WSU: In your view, what are the main obstacles that need to be overcome for the good of Bulgarian women’s football?
IB: One of the main things regards coaching and coaching development, as not all of those involved have much experience. The level of recognition given to women’s football in general also needs work. In Bulgaria we don’t have the problem that you hear about in other countries, of people saying “you’re a girl, you shouldn’t play football”. Here it’s more a question of getting some good results to show for our work, because the mentality here in the Balkans is a case of “if you’re getting good results, everything is ok and keep doing what you’re doing” but if not people lose interest.
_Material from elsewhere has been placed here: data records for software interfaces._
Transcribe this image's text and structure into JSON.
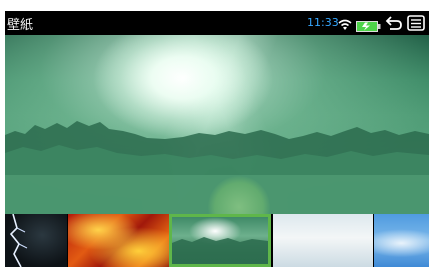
{
  "statusbar": {
    "title": "壁紙",
    "time": "11:33",
    "icons": [
      "wifi-icon",
      "battery-charging-icon",
      "back-icon",
      "menu-icon"
    ]
  },
  "preview": {
    "wallpaper": "forest-light-rays"
  },
  "thumbnails": [
    {
      "name": "lightning"
    },
    {
      "name": "fire"
    },
    {
      "name": "forest",
      "selected": true
    },
    {
      "name": "clouds"
    },
    {
      "name": "sky"
    }
  ],
  "colors": {
    "time": "#36a7ff",
    "selection": "#5fb64a",
    "battery": "#4ed34a"
  }
}
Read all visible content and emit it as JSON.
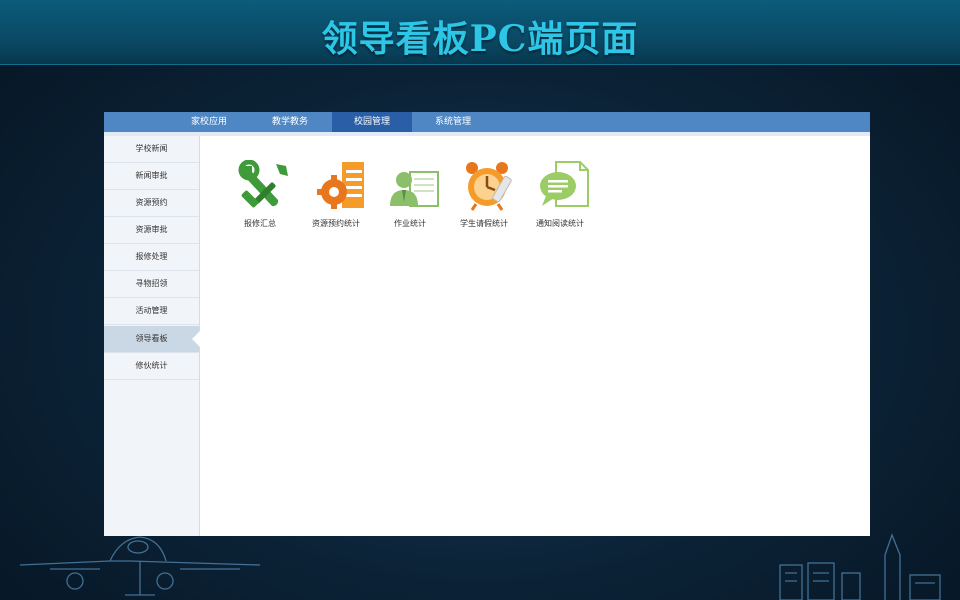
{
  "banner": {
    "title": "领导看板PC端页面"
  },
  "topnav": {
    "tabs": [
      {
        "label": "家校应用",
        "active": false
      },
      {
        "label": "教学教务",
        "active": false
      },
      {
        "label": "校园管理",
        "active": true
      },
      {
        "label": "系统管理",
        "active": false
      }
    ]
  },
  "sidebar": {
    "items": [
      {
        "label": "学校新闻",
        "active": false
      },
      {
        "label": "新闻审批",
        "active": false
      },
      {
        "label": "资源预约",
        "active": false
      },
      {
        "label": "资源审批",
        "active": false
      },
      {
        "label": "报修处理",
        "active": false
      },
      {
        "label": "寻物招领",
        "active": false
      },
      {
        "label": "活动管理",
        "active": false
      },
      {
        "label": "领导看板",
        "active": true
      },
      {
        "label": "修伙统计",
        "active": false
      }
    ]
  },
  "dashboard": {
    "tiles": [
      {
        "label": "报修汇总",
        "icon": "wrench-screwdriver-icon",
        "color": "#3f9a3a"
      },
      {
        "label": "资源预约统计",
        "icon": "gear-document-icon",
        "color": "#e8761c"
      },
      {
        "label": "作业统计",
        "icon": "person-board-icon",
        "color": "#8bbf6a"
      },
      {
        "label": "学生请假统计",
        "icon": "alarm-clock-icon",
        "color": "#e8761c"
      },
      {
        "label": "通知阅读统计",
        "icon": "chat-document-icon",
        "color": "#9ccc65"
      }
    ]
  }
}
It’s not a sexism issue, we have a lot of girls playing in boys’ teams, with mixed sides up to the age of 14 and the boys are fine with that, if they see they can play well then they’re happy to have girls on their team. So that’s not a big problem, the major problems are coaching, the ‘results mentality’ and perhaps some organisational issues. In the federation we’re doing a good job but I think we can do an even better one in terms of administration. This is a huge project and we have quite a small team, so ideally we would need more people specifically dedicated to each area that we want to promote and develop.
WSU: One final question, what are the objectives that you and your team have set for the medium- and long term?
IB: At first we wanted to grow the number of players, so we have more and better players to choose for the national teams. Now we also want to set up more clubs and support existing ones, whether it be financially or with our expertise, and in fact it’s something we at the BFU are quite good at. The problem is a general problem in Bulgaria across all sports, in that the state isn’t currently supporting sport, but thanks to help from UEFA and also FIFA we can cover most of the clubs expenses in the local and national championships, which is very important for them.
Another of our goals involves the national team. We have decided the senior national team should not enter the qualifying phase for the next Women’s EURO [in 2017], but we hope that’s only the case this time and that by the qualifying phase for the following EURO [in 2021] we’ll be back. Our results haven’t been good and when you lose heavily all the time the players, those involved and the general public begin to lose interest and it’s a genuine problem [when you’re trying to develop a sport]. So, by the time the next EURO 2021 qualifiers come around, we’re hoping to have made a big improvement and to be able to show that we have players who can play and compete at that level.
UK-born but currently based in Spain, I’ve been covering men’s and women’s football for UEFA.com for several years, including trips to two Women’s U-19 European Championships